__WHAT THE TASK REQUIRES__: Reply with every entry, repeated exactly as given.

__RECORD SET__:
Segment Open
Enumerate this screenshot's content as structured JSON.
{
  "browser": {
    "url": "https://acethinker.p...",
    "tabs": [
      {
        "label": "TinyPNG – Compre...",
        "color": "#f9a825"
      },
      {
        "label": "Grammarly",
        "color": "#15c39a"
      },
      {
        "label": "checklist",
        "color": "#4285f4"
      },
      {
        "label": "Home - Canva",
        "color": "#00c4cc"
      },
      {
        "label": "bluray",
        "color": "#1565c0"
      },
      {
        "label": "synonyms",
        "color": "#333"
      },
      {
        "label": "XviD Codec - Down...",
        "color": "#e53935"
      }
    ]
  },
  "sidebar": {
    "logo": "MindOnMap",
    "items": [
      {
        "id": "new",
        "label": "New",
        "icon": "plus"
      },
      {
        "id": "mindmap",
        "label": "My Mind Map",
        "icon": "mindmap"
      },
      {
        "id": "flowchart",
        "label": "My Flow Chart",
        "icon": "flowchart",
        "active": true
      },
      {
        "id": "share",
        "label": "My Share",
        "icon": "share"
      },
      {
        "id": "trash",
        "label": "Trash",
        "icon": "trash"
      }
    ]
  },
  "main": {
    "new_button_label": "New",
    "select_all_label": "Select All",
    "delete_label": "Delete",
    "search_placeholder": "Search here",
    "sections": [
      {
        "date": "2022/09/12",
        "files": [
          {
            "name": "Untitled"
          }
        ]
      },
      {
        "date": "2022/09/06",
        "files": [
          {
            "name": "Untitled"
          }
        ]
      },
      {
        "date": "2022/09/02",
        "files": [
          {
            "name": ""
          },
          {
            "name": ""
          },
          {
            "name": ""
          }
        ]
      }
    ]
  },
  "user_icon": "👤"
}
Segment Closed
__ANSWER TO THE PROBLEM__:
Enumerate this screenshot's content as structured JSON.
{
  "browser": {
    "url": "https://acethinker.p...",
    "tabs": [
      {
        "label": "TinyPNG – Compre...",
        "color": "#f9a825"
      },
      {
        "label": "Grammarly",
        "color": "#15c39a"
      },
      {
        "label": "checklist",
        "color": "#4285f4"
      },
      {
        "label": "Home - Canva",
        "color": "#00c4cc"
      },
      {
        "label": "bluray",
        "color": "#1565c0"
      },
      {
        "label": "synonyms",
        "color": "#333"
      },
      {
        "label": "XviD Codec - Down...",
        "color": "#e53935"
      }
    ]
  },
  "sidebar": {
    "logo": "MindOnMap",
    "items": [
      {
        "id": "new",
        "label": "New",
        "icon": "plus"
      },
      {
        "id": "mindmap",
        "label": "My Mind Map",
        "icon": "mindmap"
      },
      {
        "id": "flowchart",
        "label": "My Flow Chart",
        "icon": "flowchart",
        "active": true
      },
      {
        "id": "share",
        "label": "My Share",
        "icon": "share"
      },
      {
        "id": "trash",
        "label": "Trash",
        "icon": "trash"
      }
    ]
  },
  "main": {
    "new_button_label": "New",
    "select_all_label": "Select All",
    "delete_label": "Delete",
    "search_placeholder": "Search here",
    "sections": [
      {
        "date": "2022/09/12",
        "files": [
          {
            "name": "Untitled"
          }
        ]
      },
      {
        "date": "2022/09/06",
        "files": [
          {
            "name": "Untitled"
          }
        ]
      },
      {
        "date": "2022/09/02",
        "files": [
          {
            "name": ""
          },
          {
            "name": ""
          },
          {
            "name": ""
          }
        ]
      }
    ]
  },
  "user_icon": "👤"
}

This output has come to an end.